# Ratio Test Interesting Issue

I was hoping someone could help me with this interesting situation that came up while I was teaching intervals of convergence today using the ratio test.

The problem asked to find the radius and interval of convergence of the series: $$\displaystyle\sum_{n=1}^{\infty}\,\displaystyle\frac{(-1)^n\cdot x^{2n-1}}{(2n-1)!}$$

Naturally, this is the Taylor series for $-\sin(x)$, so it must converge for all values of $x\in\mathbb{R}$. I then wanted to show how the ratio test could still be used for this, so we did the following: $$\displaystyle\lim_{n\rightarrow\infty}\left|\displaystyle\frac{a_{n+1}}{a_n}\right|=\displaystyle\lim_{n\rightarrow\infty}\left|\displaystyle\frac{(-1)^{n+1}\cdot x^{2(n+1)-1}}{(2(n+1)-1)!}\cdot \displaystyle\frac{(2n-1)!}{(-1)^{n}\cdot x^{2n-1}}\right|\leq 1$$ Now, when we simplify this, we can cancel the negatives and will have: $$\displaystyle\lim_{n\rightarrow\infty}\left|\displaystyle\frac{x^2}{(2n+1)\cdot 2n}\right|\leq1$$ Now, at this point, I would have naturally just factored out the $x^2$ since it is independent of $n$, leaving: $$x^2\cdot\displaystyle\lim_{n\rightarrow\infty}\left|\displaystyle\frac{1}{(2n+1)\cdot 2n}\right|\leq1 \quad \quad \Rightarrow \quad \quad x^2\cdot 0 \leq 1 \quad \quad \Rightarrow \quad \quad x\in\mathbb{R}$$ But, a student asked me why is it that we do not have to worry about the size of $x$ relative to the limit of 0. I had recently taught them L'Hopital's Rule and emphasized the indeterminate form $0\cdot \infty$, and how at times the growth to $\infty$ trumps the infinitesimal growth to 0 in the product, so such a product might head to $\infty$. A simple example is $\displaystyle\lim_{x\rightarrow\infty} 2^x \cdot \frac{1}{x}=\infty$, not 0.

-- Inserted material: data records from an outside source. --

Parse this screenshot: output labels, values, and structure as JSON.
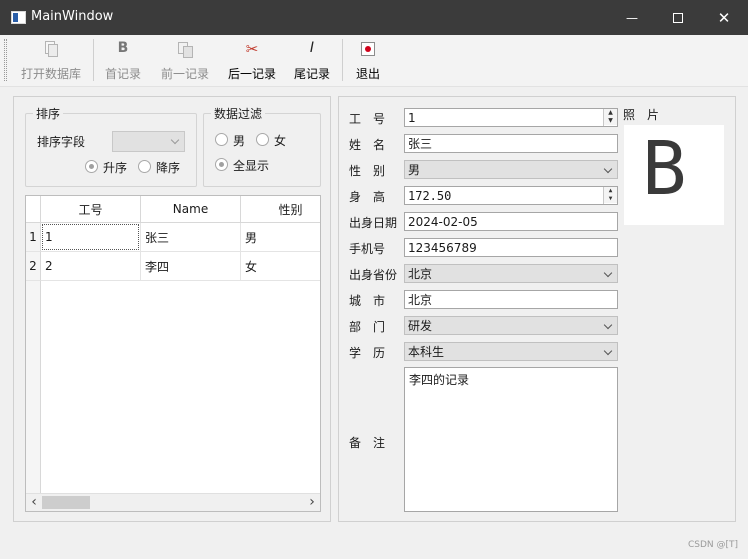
{
  "window": {
    "title": "MainWindow",
    "minimize_glyph": "—",
    "maximize_glyph": "☐",
    "close_glyph": "✕"
  },
  "toolbar": {
    "items": [
      {
        "label": "打开数据库",
        "icon": "open-database-icon",
        "enabled": false
      },
      {
        "label": "首记录",
        "icon": "first-record-icon",
        "glyph": "B",
        "enabled": false
      },
      {
        "label": "前一记录",
        "icon": "previous-record-icon",
        "enabled": false
      },
      {
        "label": "后一记录",
        "icon": "next-record-icon",
        "enabled": true
      },
      {
        "label": "尾记录",
        "icon": "last-record-icon",
        "glyph": "I",
        "enabled": true
      },
      {
        "label": "退出",
        "icon": "exit-icon",
        "enabled": true
      }
    ]
  },
  "sort_group": {
    "title": "排序",
    "field_label": "排序字段",
    "field_value": "",
    "asc_label": "升序",
    "desc_label": "降序",
    "selected": "asc"
  },
  "filter_group": {
    "title": "数据过滤",
    "male_label": "男",
    "female_label": "女",
    "all_label": "全显示",
    "selected": "all"
  },
  "table": {
    "columns": [
      "工号",
      "Name",
      "性别"
    ],
    "rows": [
      {
        "header": "1",
        "cells": [
          "1",
          "张三",
          "男"
        ]
      },
      {
        "header": "2",
        "cells": [
          "2",
          "李四",
          "女"
        ]
      }
    ],
    "scroll_left_glyph": "‹",
    "scroll_right_glyph": "›"
  },
  "form": {
    "id_label": "工　号",
    "id_value": "1",
    "name_label": "姓　名",
    "name_value": "张三",
    "gender_label": "性　别",
    "gender_value": "男",
    "height_label": "身　高",
    "height_value": "172.50",
    "birthday_label": "出身日期",
    "birthday_value": "2024-02-05",
    "phone_label": "手机号",
    "phone_value": "123456789",
    "province_label": "出身省份",
    "province_value": "北京",
    "city_label": "城　市",
    "city_value": "北京",
    "dept_label": "部　门",
    "dept_value": "研发",
    "education_label": "学　历",
    "education_value": "本科生",
    "memo_label": "备　注",
    "memo_value": "李四的记录",
    "photo_label": "照　片",
    "photo_glyph": "B"
  },
  "watermark": "CSDN @[T]",
  "colors": {
    "titlebar": "#3b3b3b",
    "window_bg": "#f0f0f0",
    "exit_red": "#d0021b"
  }
}
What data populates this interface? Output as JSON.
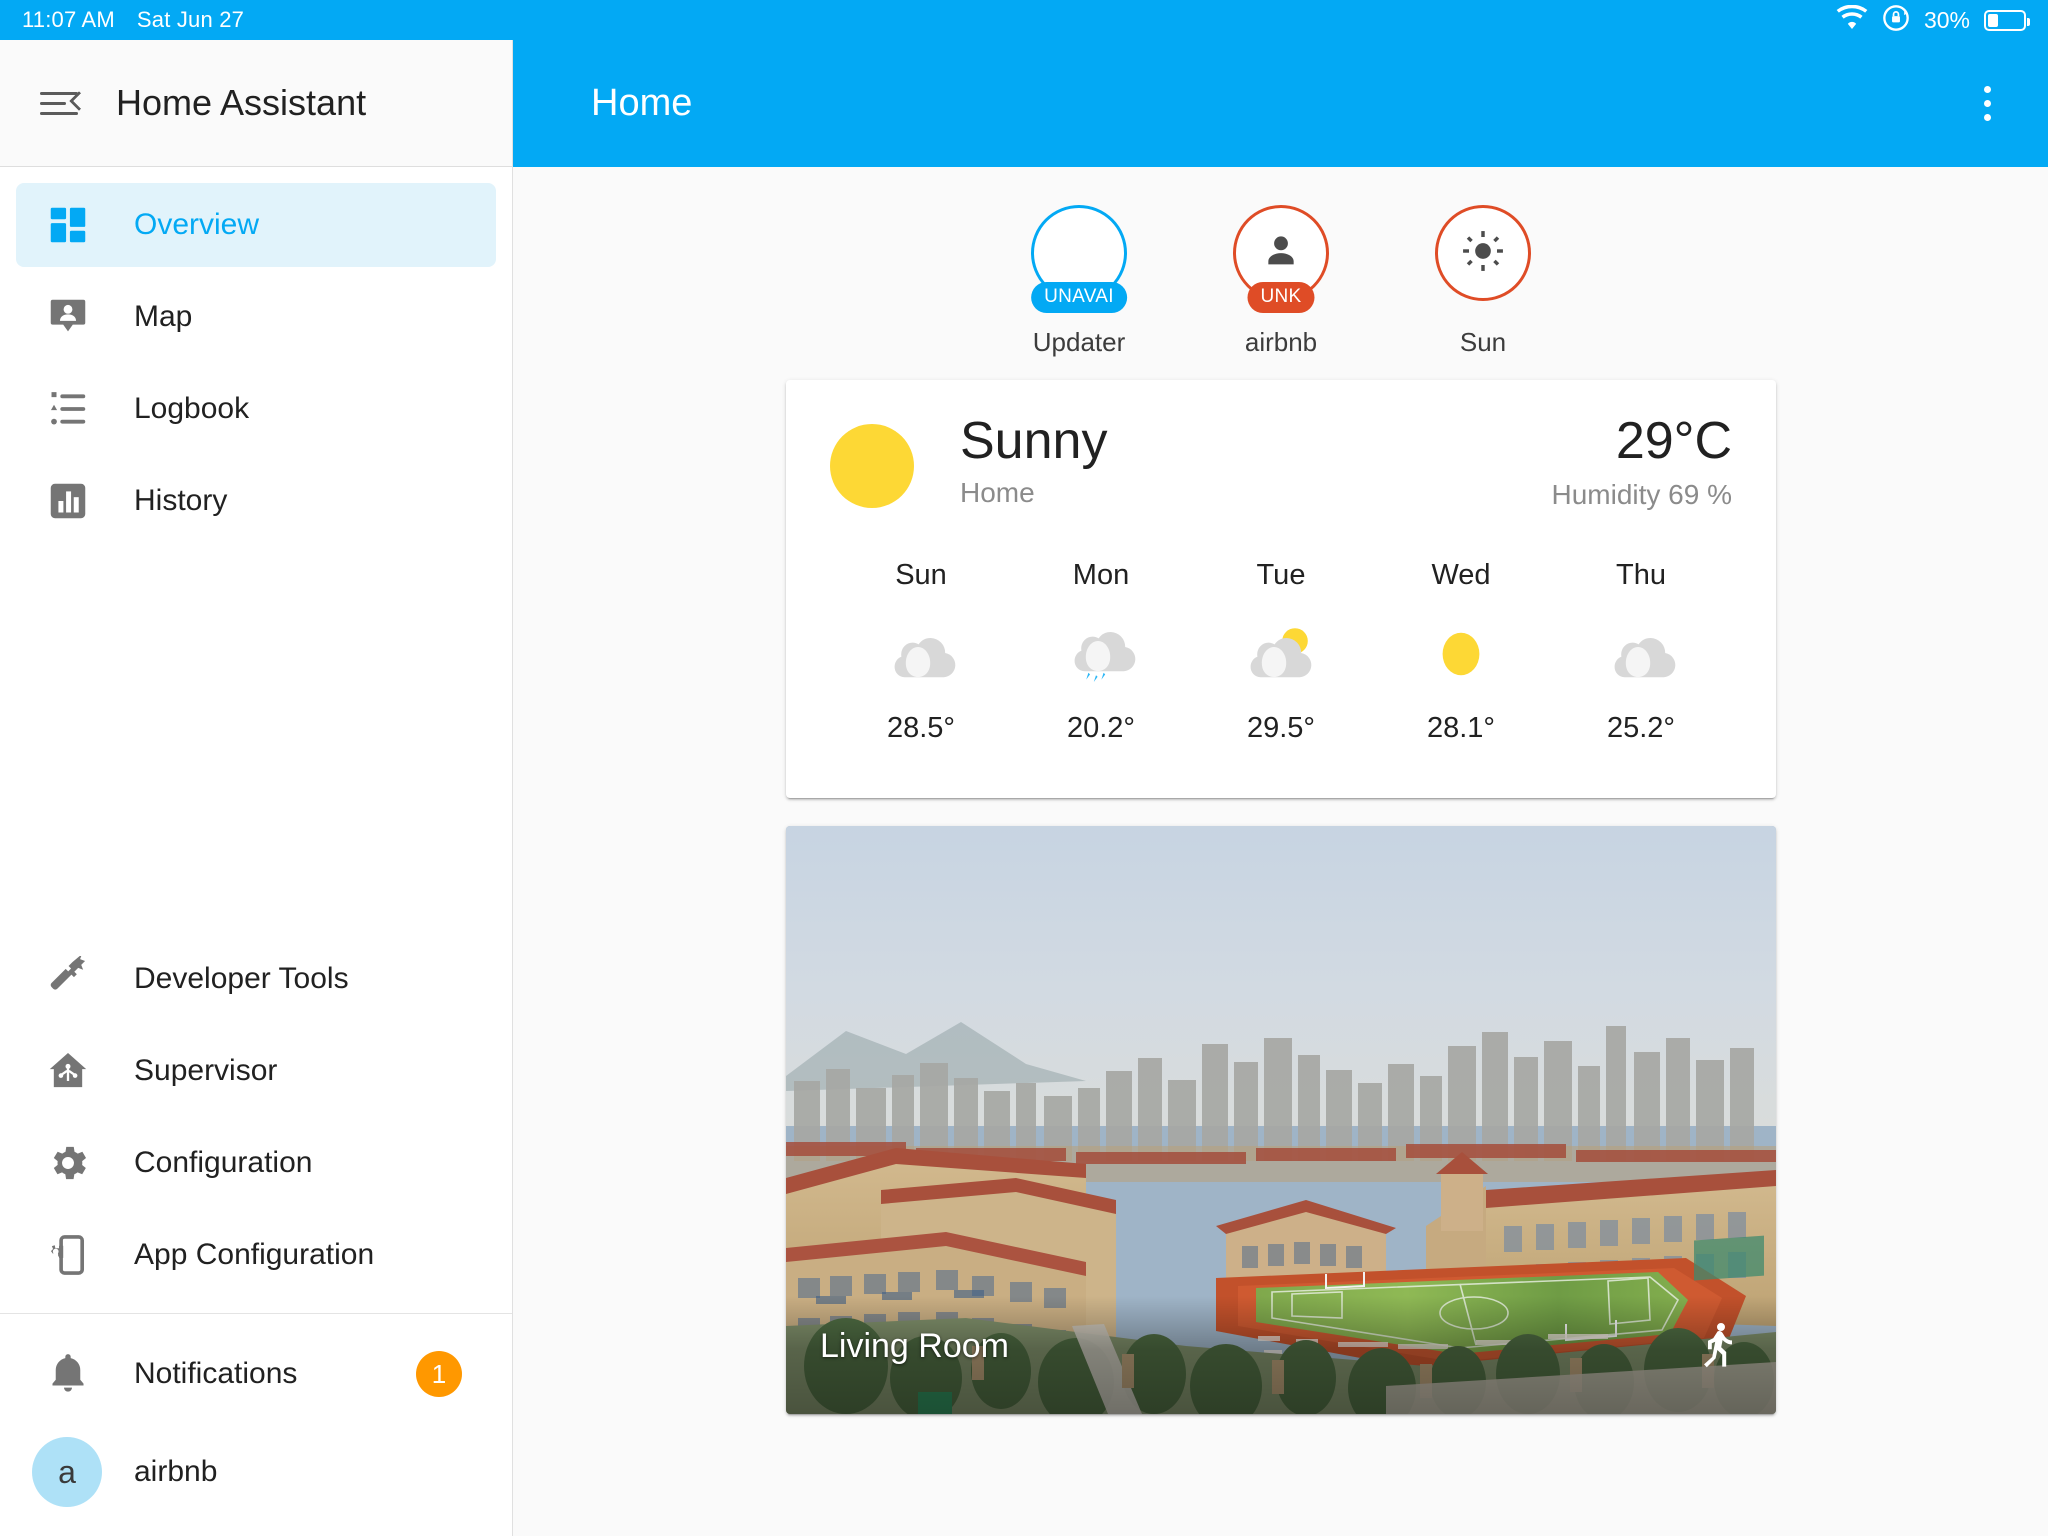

My question is: Why do we not worry about the size of $x$ relative to the limit at $\infty$ of the remaining terms with $n$ in such a problem? I know that $x$ is not in a limit to $\infty$, but is it not possible that for a large enough function of $x$, say $2^x$, that this product will exceed 1, and hence giving a radius of convergence of 0 instead of $\infty$?

It's not about the 'size' of $x$ and $n$, it's about how they grow in relation to each other.
If $x$ is independent of $n$, the convergence of the limit as $n\to\infty$ will also be independent of $x$.
Even if $x$ was larger than we can comprehend, but still finite, it will never be 'large enough' to compete with $\lim_{n\to\infty}\frac1n$ since this goes to $0$ no matter what $x$ is set to.
$x$ is in $\mathbb R$, so $x < \infty$. It is not allowed to approach $\infty$. No matter how large $x$ is, we do not need to worry about it.